[Source data]

-------

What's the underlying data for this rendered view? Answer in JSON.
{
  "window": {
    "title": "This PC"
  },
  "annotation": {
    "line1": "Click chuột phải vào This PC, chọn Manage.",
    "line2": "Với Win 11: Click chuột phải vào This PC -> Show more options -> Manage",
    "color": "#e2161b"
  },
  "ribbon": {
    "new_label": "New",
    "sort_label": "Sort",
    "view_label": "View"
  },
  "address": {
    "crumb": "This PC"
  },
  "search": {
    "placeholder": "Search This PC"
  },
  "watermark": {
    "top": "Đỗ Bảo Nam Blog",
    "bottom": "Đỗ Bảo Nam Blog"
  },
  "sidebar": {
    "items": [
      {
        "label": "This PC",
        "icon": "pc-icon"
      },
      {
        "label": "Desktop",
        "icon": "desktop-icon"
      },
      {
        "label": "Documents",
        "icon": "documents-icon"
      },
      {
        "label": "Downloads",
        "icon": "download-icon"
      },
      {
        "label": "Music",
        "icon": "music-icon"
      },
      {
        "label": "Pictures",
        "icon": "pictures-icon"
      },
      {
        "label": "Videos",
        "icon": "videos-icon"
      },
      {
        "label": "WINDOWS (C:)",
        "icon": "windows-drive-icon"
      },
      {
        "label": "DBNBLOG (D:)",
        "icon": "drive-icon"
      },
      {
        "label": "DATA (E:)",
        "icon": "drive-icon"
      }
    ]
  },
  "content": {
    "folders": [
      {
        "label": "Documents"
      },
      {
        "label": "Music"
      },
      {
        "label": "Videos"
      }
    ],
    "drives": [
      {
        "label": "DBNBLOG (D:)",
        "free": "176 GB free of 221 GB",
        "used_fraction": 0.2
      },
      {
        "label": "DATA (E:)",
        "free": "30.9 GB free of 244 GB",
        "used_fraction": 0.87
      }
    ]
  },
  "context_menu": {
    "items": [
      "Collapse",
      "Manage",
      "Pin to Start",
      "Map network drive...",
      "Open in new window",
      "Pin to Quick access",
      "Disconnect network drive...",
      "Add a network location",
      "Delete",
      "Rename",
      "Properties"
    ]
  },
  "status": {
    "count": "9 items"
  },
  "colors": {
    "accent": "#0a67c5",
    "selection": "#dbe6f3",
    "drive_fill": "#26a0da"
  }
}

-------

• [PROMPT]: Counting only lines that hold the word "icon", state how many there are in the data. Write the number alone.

• [TASK SOLUTION]: 10